Exercise aim —
What lines in the records below include the word "text"? Return each one.

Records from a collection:
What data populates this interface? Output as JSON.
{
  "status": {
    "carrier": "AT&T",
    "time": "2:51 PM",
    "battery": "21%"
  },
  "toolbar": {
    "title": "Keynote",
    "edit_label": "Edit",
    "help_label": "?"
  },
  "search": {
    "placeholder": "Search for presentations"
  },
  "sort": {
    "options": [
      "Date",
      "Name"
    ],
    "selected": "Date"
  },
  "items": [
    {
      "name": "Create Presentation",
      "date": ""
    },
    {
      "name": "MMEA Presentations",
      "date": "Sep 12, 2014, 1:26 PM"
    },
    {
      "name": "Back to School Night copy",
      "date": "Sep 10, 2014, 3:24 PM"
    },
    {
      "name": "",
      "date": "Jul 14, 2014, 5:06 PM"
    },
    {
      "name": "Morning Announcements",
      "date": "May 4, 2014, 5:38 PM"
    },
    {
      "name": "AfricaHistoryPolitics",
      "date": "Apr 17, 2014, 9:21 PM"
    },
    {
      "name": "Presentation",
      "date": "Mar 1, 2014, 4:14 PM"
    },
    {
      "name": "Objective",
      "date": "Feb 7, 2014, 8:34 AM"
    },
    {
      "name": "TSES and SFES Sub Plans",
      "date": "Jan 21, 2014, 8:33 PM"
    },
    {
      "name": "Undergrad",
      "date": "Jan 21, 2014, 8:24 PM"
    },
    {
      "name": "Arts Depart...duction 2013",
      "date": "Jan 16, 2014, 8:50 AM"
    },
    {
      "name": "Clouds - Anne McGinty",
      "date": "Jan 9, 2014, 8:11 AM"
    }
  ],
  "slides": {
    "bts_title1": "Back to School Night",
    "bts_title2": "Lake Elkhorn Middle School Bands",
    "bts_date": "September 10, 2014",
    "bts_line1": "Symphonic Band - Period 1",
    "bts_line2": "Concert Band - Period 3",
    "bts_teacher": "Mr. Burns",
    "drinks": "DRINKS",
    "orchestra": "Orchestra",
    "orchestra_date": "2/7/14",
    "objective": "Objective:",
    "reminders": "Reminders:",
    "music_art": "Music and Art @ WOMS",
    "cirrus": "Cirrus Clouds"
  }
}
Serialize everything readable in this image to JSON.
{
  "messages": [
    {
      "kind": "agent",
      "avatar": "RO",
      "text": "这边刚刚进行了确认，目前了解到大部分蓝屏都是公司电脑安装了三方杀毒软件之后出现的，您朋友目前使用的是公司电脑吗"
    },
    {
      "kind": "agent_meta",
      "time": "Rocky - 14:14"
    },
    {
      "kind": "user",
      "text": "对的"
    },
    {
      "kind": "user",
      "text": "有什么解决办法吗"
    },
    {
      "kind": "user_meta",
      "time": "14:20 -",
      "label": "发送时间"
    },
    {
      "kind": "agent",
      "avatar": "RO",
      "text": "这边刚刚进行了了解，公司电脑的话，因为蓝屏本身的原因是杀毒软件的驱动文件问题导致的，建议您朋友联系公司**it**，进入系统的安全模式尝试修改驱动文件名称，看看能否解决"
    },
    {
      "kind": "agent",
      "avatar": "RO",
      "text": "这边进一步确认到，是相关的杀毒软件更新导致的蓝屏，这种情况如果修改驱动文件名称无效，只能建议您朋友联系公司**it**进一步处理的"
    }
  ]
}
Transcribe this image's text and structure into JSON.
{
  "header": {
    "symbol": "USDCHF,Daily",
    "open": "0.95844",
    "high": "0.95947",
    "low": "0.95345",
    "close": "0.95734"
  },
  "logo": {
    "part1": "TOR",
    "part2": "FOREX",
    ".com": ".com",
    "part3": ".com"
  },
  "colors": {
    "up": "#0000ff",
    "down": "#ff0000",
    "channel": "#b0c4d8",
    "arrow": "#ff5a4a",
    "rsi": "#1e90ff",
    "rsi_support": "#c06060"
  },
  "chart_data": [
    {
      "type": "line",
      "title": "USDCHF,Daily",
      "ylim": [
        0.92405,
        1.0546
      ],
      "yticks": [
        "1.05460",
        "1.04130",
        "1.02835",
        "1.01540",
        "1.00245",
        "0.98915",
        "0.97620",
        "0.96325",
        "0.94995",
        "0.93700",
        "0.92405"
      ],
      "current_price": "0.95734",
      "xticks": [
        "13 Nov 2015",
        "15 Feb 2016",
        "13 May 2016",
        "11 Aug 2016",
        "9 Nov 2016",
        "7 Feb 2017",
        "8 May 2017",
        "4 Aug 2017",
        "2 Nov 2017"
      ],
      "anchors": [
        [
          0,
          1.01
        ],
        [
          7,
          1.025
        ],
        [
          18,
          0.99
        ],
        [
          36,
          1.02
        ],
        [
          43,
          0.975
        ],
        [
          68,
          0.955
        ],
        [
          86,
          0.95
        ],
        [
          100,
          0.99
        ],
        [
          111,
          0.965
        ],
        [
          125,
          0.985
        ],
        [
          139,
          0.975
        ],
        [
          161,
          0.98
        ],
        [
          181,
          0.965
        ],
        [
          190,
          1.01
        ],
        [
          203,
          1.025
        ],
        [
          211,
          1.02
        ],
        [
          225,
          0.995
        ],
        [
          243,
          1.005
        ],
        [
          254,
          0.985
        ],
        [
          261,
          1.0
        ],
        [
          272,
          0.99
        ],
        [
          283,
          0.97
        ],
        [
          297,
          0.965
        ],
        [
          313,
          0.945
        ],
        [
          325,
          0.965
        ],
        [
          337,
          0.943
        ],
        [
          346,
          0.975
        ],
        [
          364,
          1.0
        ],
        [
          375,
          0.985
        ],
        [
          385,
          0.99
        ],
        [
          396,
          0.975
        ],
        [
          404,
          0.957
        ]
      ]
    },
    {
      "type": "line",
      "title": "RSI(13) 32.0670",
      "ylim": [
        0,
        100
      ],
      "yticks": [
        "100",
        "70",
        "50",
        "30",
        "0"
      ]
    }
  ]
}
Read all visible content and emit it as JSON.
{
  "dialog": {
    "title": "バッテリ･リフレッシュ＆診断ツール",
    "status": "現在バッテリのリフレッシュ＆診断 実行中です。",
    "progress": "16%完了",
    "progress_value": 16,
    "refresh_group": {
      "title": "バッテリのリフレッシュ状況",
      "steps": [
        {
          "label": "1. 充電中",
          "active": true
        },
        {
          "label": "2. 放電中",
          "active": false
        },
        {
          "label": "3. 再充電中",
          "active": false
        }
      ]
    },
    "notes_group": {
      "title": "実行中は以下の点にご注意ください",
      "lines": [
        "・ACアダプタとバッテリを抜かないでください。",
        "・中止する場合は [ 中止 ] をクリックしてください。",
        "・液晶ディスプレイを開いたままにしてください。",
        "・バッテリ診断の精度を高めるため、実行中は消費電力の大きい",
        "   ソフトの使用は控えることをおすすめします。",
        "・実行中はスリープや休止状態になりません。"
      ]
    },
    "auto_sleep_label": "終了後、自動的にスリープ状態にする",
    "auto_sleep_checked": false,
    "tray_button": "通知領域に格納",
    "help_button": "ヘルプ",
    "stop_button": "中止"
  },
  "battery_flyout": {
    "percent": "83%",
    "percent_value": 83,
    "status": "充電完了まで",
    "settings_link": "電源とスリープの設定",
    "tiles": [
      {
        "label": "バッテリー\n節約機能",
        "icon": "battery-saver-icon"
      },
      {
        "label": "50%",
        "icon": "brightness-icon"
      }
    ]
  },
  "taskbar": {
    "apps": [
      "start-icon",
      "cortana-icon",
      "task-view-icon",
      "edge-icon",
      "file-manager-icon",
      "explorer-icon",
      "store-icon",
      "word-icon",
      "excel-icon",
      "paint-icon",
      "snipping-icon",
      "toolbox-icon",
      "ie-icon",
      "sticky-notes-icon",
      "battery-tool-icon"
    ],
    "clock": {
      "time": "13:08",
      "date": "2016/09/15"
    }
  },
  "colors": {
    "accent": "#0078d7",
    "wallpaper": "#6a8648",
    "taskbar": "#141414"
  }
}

Solution to the exercise —
      "text": "这边刚刚进行了确认，目前了解到大部分蓝屏都是公司电脑安装了三方杀毒软件之后出现的，您朋友目前使用的是公司电脑吗"
      "text": "对的"
      "text": "有什么解决办法吗"
      "text": "这边刚刚进行了了解，公司电脑的话，因为蓝屏本身的原因是杀毒软件的驱动文件问题导致的，建议您朋友联系公司**it**，进入系统的安全模式尝试修改驱动文件名称，看看能否解决"
      "text": "这边进一步确认到，是相关的杀毒软件更新导致的蓝屏，这种情况如果修改驱动文件名称无效，只能建议您朋友联系公司**it**进一步处理的"
Transcribe this image's text and structure into JSON.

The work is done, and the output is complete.